◆ Assignment ◆
Write out each line of the records that has "date" in it.

◆ Extracted records ◆
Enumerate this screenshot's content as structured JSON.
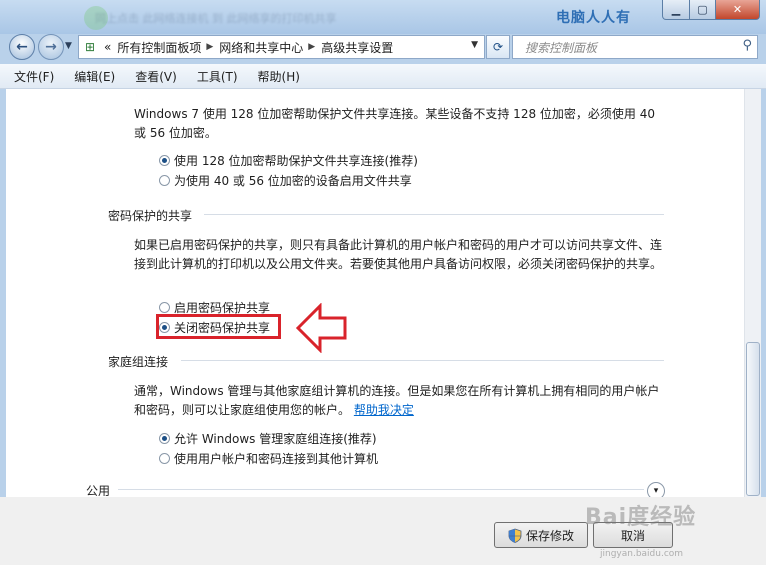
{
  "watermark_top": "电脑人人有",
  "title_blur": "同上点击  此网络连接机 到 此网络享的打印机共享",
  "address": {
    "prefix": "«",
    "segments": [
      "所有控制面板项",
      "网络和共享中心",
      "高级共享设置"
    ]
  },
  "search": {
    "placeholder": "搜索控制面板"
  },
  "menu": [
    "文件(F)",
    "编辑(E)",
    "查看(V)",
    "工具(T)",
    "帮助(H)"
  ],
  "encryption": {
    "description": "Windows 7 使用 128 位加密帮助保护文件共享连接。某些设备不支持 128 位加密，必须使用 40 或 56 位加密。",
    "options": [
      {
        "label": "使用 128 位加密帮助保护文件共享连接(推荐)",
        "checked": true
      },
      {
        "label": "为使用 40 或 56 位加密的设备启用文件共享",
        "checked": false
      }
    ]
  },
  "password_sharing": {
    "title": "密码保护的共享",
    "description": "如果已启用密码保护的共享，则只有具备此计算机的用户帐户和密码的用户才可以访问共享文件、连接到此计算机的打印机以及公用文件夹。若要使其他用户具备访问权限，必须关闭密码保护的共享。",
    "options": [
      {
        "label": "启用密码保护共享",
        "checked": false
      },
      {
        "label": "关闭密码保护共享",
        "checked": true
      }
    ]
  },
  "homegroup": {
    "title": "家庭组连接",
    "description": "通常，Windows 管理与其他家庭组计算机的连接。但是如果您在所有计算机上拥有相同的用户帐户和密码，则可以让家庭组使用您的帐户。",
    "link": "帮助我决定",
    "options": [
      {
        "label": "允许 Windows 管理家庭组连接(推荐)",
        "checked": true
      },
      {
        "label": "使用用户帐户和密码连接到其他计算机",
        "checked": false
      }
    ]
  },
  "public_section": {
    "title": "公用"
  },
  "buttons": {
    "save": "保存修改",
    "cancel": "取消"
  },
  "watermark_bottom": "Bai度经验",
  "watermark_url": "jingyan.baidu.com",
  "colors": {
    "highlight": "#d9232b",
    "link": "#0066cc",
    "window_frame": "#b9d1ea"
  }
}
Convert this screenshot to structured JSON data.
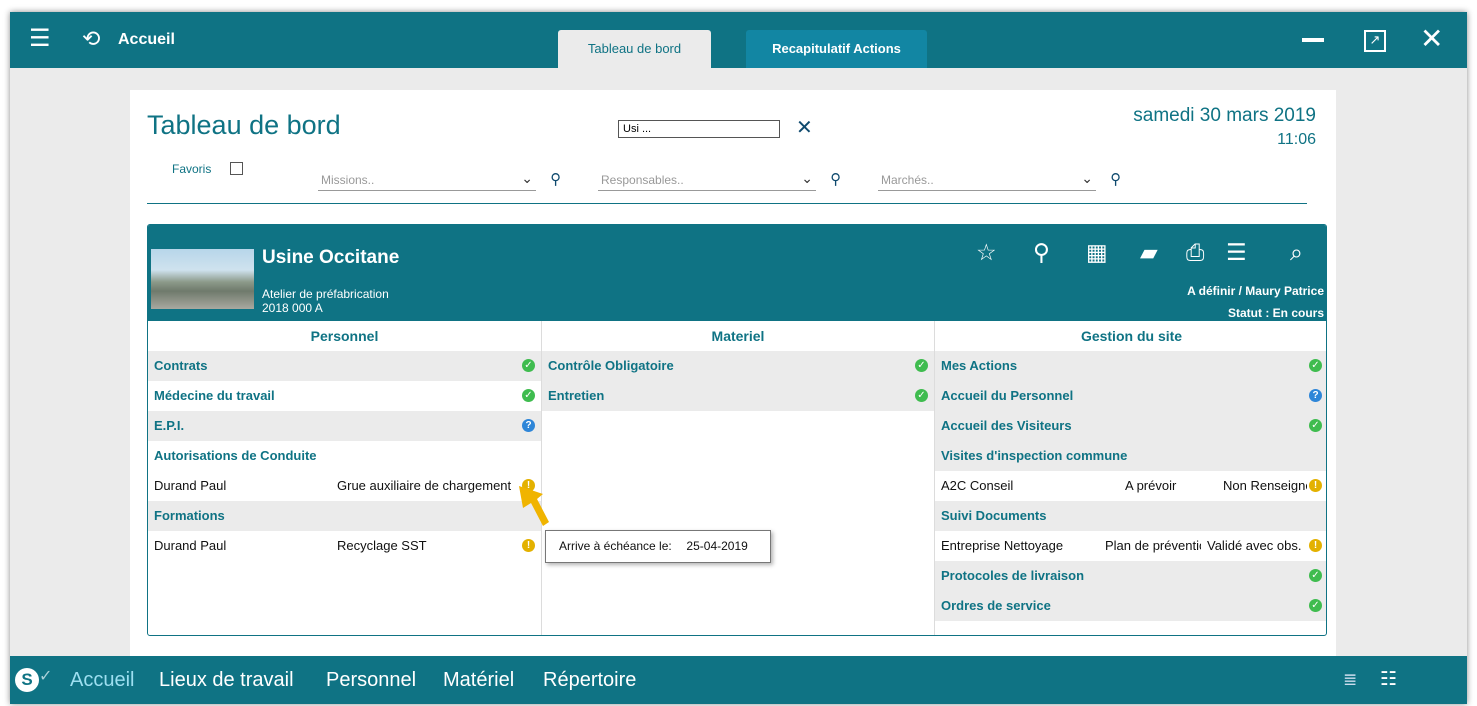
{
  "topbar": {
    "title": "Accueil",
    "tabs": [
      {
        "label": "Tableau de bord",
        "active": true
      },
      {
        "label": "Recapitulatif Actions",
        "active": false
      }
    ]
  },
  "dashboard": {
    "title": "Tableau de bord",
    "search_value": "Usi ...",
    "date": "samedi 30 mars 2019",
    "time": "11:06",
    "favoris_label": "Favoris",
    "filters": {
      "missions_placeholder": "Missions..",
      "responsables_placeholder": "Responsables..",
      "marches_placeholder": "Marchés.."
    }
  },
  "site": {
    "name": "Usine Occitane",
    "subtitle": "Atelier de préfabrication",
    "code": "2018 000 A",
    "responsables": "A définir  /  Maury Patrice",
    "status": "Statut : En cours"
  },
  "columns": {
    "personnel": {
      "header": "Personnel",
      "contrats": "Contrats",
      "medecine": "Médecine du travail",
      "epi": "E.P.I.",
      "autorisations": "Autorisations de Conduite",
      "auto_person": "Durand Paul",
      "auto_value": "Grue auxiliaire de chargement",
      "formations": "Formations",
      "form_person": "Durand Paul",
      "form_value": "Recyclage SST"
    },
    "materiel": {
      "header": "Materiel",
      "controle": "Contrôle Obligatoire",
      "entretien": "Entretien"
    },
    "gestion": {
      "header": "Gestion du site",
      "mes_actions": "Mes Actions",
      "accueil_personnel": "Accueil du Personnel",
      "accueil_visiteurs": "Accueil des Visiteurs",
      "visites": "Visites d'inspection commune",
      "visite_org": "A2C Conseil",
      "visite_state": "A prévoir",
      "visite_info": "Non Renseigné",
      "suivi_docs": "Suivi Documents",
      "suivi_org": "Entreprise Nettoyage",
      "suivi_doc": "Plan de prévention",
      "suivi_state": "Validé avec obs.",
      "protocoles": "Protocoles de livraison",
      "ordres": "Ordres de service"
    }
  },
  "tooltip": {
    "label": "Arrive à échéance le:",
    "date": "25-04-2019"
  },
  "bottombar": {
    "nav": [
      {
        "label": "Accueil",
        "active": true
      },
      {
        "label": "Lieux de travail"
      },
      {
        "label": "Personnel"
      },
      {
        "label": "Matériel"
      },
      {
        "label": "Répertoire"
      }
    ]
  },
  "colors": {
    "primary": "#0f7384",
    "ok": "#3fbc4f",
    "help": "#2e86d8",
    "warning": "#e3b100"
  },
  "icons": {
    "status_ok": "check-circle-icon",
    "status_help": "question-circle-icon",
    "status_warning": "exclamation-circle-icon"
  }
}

◆ Reply ◆
    "date": "samedi 30 mars 2019",
    "date": "25-04-2019"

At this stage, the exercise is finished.